But this species of aster also blooms in a radiant rose.
Sometimes, too, in a paler shade of pink.
Nothing sets off the beauty of these asters better than the spectacular blooms of Maximilian Sunflowers.
This sunflower species is known for its generous number of blooms per stalk.
The Twelve-spotted Lady Beetle, one of our native American ladybugs, is a predator of many plant pests. But it also likes to dine on pollen, a food abundantly supplied by this sunflower.
What a treat, to see one of our ever-rarer Monarch Butterflies feeding on this pretty aster.
Goldenrod is also in its glory now along the Kayaderosseras, attracting many insects to its pollen by its brilliant color. But sometimes the insects, like these tiger-striped Locust Borer Beetles, have other things beside eating on their mind.

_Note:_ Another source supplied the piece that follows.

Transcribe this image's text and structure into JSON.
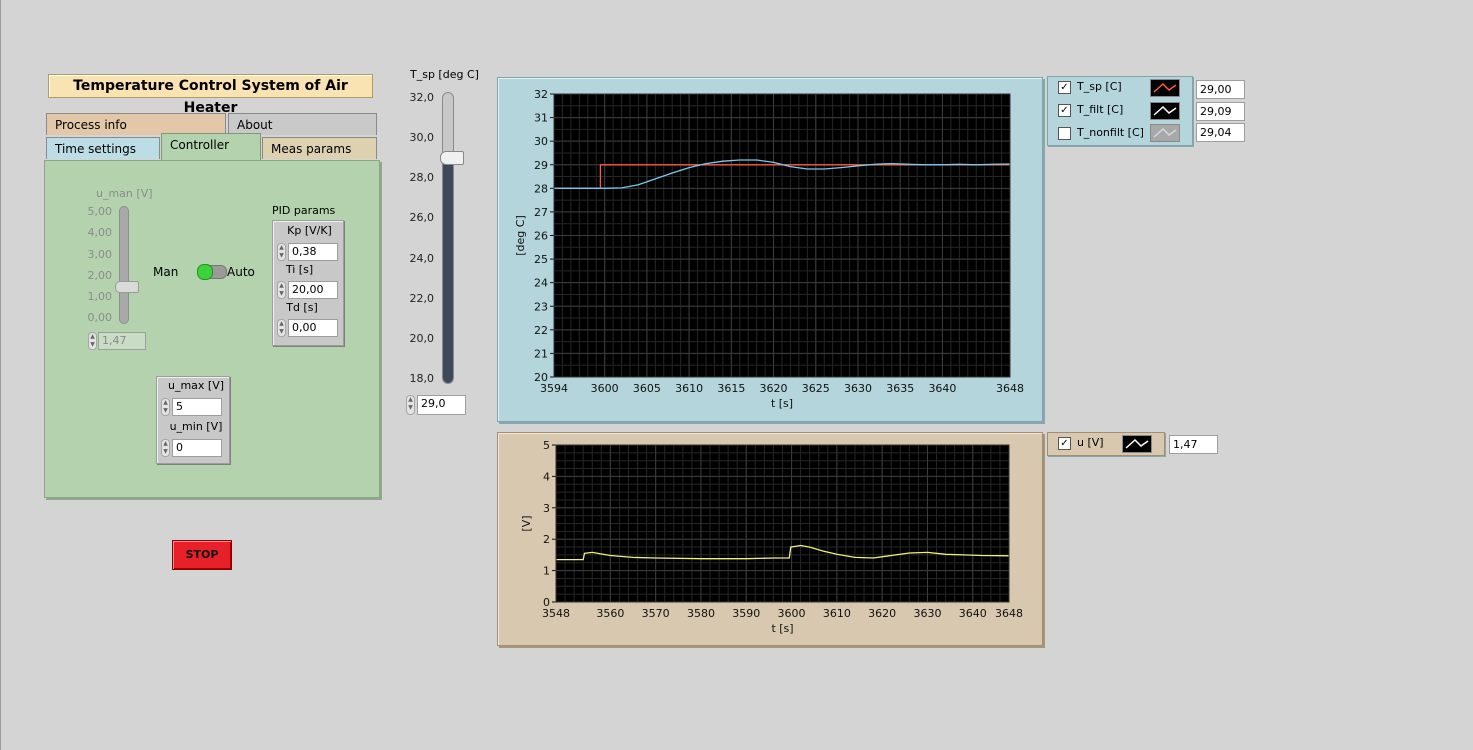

As do these Goldenrod Soldier Beetles. Looks like it's fall, rather than spring, when a young bug's fancy lightly turns to thoughts of love.